Task directions
Copy out each line featuring the string "this" from the entries beneath.

Supplied material
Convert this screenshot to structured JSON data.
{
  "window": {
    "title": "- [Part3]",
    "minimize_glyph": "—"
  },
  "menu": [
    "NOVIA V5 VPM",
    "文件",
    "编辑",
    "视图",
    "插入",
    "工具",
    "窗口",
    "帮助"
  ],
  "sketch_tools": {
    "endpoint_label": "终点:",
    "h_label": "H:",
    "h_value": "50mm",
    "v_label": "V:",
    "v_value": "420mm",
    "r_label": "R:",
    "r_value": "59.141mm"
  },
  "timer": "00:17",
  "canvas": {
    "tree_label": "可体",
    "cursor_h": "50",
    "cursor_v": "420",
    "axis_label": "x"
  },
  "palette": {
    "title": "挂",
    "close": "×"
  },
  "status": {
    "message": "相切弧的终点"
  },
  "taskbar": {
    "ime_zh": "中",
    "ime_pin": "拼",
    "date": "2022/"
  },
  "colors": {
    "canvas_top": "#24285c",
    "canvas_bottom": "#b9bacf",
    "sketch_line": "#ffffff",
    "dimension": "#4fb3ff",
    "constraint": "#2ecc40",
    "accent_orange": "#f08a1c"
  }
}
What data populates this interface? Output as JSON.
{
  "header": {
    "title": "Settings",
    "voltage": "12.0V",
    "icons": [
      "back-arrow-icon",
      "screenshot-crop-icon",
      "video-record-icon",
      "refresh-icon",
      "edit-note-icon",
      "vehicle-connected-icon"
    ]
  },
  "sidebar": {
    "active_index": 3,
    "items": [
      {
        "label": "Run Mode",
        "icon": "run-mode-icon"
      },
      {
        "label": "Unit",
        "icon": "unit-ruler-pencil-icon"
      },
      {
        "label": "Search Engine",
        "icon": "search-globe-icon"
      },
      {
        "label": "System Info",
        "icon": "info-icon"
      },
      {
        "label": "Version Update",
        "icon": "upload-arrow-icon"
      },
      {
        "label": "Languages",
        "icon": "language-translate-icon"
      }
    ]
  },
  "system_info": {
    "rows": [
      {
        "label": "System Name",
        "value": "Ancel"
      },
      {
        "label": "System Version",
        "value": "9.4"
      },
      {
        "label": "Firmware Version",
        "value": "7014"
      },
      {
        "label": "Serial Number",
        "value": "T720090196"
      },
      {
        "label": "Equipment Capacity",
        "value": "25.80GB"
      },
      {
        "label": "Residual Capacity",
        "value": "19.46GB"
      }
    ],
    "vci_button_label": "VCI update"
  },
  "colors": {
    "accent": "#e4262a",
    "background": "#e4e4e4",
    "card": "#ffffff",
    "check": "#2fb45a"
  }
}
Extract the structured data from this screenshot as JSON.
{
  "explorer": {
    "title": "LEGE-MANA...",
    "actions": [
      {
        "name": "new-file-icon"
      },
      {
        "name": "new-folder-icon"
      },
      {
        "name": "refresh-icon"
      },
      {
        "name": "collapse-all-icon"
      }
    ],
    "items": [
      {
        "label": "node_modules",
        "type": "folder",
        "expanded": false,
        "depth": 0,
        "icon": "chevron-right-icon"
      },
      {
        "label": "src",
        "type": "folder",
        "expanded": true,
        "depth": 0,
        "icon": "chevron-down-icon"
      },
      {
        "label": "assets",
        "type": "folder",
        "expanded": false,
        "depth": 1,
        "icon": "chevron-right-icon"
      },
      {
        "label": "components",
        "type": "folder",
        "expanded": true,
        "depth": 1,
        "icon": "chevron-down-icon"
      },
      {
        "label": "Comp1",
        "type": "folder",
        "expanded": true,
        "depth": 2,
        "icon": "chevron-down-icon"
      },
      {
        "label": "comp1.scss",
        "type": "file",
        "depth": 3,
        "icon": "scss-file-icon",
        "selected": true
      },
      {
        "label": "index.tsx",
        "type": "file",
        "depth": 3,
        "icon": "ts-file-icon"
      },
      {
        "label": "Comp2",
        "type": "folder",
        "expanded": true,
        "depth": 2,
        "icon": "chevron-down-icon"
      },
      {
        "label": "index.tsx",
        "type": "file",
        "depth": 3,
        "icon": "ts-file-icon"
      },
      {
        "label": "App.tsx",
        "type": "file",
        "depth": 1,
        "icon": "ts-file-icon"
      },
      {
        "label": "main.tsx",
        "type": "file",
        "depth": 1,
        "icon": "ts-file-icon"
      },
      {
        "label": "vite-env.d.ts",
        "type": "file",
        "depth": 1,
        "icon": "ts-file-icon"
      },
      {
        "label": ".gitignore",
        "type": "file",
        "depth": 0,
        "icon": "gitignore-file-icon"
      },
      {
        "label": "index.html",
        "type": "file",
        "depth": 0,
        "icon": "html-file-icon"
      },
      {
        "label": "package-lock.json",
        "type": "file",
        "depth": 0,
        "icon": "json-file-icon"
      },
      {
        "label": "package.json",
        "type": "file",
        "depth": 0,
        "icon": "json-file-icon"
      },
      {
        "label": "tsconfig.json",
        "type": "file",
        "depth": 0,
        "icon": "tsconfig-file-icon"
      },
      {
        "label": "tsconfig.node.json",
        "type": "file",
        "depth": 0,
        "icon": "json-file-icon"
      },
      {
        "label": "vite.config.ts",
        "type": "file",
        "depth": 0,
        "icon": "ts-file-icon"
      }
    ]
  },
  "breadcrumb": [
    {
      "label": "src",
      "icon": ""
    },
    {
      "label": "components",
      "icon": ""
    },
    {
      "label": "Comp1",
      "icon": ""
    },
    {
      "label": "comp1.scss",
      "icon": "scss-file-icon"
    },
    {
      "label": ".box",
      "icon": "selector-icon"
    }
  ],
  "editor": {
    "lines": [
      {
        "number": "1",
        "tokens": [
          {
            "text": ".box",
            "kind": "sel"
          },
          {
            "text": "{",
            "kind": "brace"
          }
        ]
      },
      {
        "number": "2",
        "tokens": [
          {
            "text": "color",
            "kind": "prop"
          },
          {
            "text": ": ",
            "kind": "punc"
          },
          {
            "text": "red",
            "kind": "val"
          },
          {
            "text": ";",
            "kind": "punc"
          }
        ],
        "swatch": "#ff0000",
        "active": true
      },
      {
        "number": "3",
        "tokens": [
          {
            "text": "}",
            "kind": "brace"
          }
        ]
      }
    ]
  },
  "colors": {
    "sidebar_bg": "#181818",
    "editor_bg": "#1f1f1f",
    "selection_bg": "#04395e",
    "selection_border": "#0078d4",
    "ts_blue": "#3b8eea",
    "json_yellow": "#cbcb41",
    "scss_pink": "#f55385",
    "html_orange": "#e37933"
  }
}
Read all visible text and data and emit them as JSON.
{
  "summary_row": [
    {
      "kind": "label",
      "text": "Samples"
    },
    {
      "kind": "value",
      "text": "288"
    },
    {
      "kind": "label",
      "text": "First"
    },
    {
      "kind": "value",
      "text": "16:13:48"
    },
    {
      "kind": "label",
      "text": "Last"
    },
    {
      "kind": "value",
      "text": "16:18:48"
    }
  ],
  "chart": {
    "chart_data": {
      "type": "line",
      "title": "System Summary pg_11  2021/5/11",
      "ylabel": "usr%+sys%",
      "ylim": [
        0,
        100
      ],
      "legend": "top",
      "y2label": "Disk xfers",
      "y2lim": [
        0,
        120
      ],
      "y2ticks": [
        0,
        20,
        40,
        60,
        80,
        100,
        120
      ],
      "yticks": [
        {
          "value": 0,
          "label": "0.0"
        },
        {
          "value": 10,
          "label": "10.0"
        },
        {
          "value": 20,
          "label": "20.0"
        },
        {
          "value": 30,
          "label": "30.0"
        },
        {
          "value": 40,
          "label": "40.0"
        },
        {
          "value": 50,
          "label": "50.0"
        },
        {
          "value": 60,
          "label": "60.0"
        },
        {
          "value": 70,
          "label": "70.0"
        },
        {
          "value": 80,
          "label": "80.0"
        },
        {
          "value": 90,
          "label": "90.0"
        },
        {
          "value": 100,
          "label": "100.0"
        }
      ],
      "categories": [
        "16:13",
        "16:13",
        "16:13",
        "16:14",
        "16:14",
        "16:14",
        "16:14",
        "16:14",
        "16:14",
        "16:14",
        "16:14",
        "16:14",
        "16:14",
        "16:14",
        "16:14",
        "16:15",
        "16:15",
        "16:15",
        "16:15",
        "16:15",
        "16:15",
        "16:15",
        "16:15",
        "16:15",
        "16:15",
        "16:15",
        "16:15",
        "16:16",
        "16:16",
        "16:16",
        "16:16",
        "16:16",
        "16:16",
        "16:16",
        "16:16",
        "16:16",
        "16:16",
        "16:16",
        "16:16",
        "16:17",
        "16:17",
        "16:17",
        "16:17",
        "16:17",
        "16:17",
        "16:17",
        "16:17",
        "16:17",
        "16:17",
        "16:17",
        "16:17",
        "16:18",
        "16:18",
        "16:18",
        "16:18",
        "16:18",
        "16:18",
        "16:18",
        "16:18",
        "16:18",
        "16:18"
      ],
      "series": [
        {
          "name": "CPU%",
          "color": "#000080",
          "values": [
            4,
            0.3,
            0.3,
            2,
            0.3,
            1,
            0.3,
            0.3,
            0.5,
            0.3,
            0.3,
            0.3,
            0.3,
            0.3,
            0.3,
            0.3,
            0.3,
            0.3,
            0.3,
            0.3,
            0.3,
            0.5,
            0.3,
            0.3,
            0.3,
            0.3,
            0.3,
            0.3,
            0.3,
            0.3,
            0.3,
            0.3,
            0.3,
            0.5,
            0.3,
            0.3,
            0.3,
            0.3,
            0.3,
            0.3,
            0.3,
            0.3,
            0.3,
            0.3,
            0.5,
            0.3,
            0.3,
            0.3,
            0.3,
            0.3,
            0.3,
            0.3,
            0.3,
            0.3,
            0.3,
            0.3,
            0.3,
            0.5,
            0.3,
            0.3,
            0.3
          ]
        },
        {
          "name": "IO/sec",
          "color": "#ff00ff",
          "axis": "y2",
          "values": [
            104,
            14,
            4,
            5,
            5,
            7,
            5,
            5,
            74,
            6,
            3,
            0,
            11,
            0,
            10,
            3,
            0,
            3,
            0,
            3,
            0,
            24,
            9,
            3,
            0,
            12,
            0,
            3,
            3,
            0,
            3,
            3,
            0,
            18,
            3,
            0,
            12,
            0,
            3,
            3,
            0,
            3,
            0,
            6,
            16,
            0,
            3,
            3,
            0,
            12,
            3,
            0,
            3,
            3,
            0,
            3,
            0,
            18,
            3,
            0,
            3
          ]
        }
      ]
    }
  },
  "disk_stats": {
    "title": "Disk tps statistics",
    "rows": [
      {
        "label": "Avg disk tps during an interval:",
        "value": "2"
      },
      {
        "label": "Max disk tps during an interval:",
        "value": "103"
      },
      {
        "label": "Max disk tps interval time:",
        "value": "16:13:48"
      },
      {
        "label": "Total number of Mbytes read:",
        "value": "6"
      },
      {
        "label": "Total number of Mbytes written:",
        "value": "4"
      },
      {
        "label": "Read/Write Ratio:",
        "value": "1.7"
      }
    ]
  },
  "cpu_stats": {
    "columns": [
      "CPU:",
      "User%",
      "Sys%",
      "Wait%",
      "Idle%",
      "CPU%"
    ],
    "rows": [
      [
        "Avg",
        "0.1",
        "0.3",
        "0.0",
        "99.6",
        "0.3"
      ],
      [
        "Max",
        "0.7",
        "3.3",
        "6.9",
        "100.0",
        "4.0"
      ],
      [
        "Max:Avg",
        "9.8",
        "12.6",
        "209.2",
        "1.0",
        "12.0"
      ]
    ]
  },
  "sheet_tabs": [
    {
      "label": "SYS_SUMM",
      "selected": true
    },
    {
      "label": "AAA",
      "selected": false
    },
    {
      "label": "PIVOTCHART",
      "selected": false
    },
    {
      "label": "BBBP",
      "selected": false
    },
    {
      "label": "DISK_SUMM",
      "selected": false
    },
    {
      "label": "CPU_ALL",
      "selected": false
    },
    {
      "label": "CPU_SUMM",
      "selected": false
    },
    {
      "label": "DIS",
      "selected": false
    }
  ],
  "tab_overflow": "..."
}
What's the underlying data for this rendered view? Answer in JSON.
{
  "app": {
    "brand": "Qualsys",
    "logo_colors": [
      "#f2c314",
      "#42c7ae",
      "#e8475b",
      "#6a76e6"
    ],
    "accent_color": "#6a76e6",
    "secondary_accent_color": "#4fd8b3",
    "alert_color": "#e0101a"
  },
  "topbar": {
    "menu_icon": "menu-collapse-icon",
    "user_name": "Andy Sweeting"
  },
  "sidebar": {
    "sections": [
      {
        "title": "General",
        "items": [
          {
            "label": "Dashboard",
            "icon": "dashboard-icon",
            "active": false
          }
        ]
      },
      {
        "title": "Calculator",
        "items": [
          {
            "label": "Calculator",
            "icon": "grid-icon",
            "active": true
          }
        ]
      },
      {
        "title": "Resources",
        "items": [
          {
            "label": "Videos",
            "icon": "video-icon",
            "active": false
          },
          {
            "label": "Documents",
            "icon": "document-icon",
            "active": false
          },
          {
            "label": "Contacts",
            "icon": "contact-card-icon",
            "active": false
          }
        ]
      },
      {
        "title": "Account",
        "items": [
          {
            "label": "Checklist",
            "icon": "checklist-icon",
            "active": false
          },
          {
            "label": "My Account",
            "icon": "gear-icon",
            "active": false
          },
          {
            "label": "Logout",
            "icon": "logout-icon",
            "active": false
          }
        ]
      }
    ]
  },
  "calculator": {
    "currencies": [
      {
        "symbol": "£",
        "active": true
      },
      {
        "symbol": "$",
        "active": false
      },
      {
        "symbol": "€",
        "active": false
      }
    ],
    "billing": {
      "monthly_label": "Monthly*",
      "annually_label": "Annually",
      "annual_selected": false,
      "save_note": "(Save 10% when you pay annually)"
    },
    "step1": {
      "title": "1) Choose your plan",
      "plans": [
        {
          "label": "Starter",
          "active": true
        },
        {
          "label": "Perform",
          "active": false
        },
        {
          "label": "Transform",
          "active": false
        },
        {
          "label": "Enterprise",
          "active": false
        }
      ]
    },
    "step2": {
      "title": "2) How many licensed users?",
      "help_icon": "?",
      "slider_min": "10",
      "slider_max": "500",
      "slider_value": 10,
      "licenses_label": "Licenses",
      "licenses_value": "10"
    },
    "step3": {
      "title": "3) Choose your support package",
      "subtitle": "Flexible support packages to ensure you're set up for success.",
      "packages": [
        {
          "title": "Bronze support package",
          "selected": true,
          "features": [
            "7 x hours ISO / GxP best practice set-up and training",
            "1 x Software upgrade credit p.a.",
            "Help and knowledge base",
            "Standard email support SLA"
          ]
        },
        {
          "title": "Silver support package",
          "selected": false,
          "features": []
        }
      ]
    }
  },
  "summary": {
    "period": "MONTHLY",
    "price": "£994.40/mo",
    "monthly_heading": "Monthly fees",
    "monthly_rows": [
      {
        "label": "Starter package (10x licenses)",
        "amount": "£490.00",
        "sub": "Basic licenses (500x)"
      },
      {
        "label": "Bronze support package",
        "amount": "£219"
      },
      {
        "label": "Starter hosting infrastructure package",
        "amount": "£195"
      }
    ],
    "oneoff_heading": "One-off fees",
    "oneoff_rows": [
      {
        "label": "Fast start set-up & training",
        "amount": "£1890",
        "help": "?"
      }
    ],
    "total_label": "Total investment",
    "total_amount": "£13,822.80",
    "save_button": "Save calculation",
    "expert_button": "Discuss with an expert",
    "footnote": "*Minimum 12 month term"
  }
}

Written reply
Convert this screenshot to structured JSON data.
What data populates this interface? Output as JSON.
Extract the structured data from this screenshot as JSON.
What's the underlying data for this rendered view? Answer in JSON.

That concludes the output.